SpaceX has conducted a critical test firing of all nine core stage engines of its Falcon 9 rocket ahead of an early-Monday/late-Sunday scheduled launch of the CRS-9 cargo resupply mission to the International Space Station. The mission will deliver food and supplies to the Station crew as well as vital experiments and a new commercial vehicle docking adaptor to the orbital lab.
Road to the Static Fire:
Originally slated to fly NET (No Earlier Than) 9 December 2015, the mission was delayed numerous months following the June 2015 launch mishap of the CRS-7 mission.
The subsequent delay to SpaceX launch operations initially moved CRS-9 to NET 21 March 2016, before manifest and ISS visiting vehicle schedule realignments pushed the mission into June.
Now targeting a 24 June launch date, SpaceX appeared poised to secure that date for launch of CRS-9; however, the Soyuz MS-01 crew transportation mission subsequently took precedence and the 24 June launch slot in the ISS manifest.
SpaceX then agreed to target 27 June for launch of CRS-9, but ultimately had to delay the flight again until the middle of July due to subsequent delays to the Soyuz MS-01 mission.
When Soyuz MS-01 finally settled on a launch date of 7 July, SpaceX was pushed behind the Progress 64P cargo resupply mission that had originally been set to launch on 7 July but was displaced, as CRS-9 had been, by Soyuz MS-01.
Nonetheless, through these realignments, SpaceX continued to process the Dragon capsule out toward its launch, with the capsule leaving its production facility in Hawthorne, California, in mid-May for the cross-country trip to the Cape Canaveral Air Force Station in Florida.
When the Dragon arrived at its launch site, it was moved into the Horizontal Integration Facility (HIF) at SLC-40.
Since its arrival, the capsule has undergone final preparations for integration with the second stage of the Falcon 9 rocket as well as loading of nearly all of its cargo elements.
At the same time, engineers also completed manufacturing of the second stage and transported it to the launch site for its role in ensuring that Dragon is inserted into a stable and precise orbit for rendezvous with the ISS.
Additionally, work also progressed on the first stage for the CRS-9 flight.
As with all Falcon 9 first stages, it was transported from its production facility in Hawthorne, California, to SpaceX’s McGregor, Texas, test site, where it underwent a battery of tests to ensure that all propulsion elements and associated systems operated nominally under hot fire conditions.
By the latter part of June, the first stage was wrapped in its black, protective transport attire and taken under security escort across the southern portion of the United States to the launch site.
To date, processing has been extremely smooth for all elements of the CRS-9 mission.
Following the arrival of the first stage at SLC-40 in late June, the stage was received and inspected prior to engineers’ mating it with the second stage.

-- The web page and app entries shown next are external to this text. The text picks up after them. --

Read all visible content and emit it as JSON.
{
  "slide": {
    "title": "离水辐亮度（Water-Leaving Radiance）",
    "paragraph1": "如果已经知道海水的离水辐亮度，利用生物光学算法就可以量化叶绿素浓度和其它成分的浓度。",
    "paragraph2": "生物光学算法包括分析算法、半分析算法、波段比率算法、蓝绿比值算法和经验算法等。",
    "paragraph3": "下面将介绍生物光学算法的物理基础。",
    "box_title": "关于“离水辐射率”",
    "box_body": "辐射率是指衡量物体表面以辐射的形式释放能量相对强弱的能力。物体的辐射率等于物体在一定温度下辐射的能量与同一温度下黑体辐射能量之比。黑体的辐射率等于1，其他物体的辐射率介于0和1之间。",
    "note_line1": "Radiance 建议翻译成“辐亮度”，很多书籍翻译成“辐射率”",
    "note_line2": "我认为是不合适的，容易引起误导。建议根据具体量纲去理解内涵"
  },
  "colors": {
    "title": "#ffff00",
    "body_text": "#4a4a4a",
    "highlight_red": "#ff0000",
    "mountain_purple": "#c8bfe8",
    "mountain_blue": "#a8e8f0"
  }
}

The Dragon capsule itself was subsequently mated to the top of the second stage earlier this week ahead of static fire operations currently planned for Friday evening/Saturday morning.
For the static fire, SpaceX engineers moved the Falcon 9 and Dragon capsule out to the seaside launch pad Friday afternoon, where the rocket was erected vertically by the Transport Erector (TE) and all necessary and final pad connections and tests made.
Unlike previous static test fires that have all occurred in the afternoon or evening hours, this static fire aimed for a Saturday morning, 16 July (the 47th anniversary of the launch of Apollo 11), test sequence – which involved a dress rehearsal countdown and loading of super chilled cryogenic propellant into the vehicle under the same time constraints that will be experienced on launch day.
Once the super chilled cryogenic propellants were added to the rocket, a simulated launch countdown ignited all nine Merlin 1D engines at the base of the Falcon 9 rocket
With hold down clamps ensuring the rocket remained on the pad, all nine first-stage engines were fired for approximately 3 seconds, with a slew of systems monitoring the health and activity of each engine as well as the overall health and systems of the Falcon 9 itself.
With the test is complete, the vehicle was secured and safed, and its propellants drained from the tanks.
After this, SpaceX engineers will lower the Falcon 9 back to horizontal and transport it back to the HIF, where late-stow, time-sensitive cargo items will be added to the Dragon capsule.
While this is happening, an intense review of the static fire data will be undertaken by SpaceX engineers ahead of the Launch Readiness Review – which is expected to officially clear the vehicle for launch.
Assuming a good static fire, the Falcon 9 rocket will be returned to the launch pad on Sunday for a targeted 12:45 a.m. EDT (04:45 GMT) liftoff to the ISS on Monday morning (18 July).
If all goes according to plan, a launch on early Monday morning Eastern time would result in Dragon’s arrival at the International Space Station on Wednesday, 20 July — the 47th anniversary of the Apollo 11 moon landing.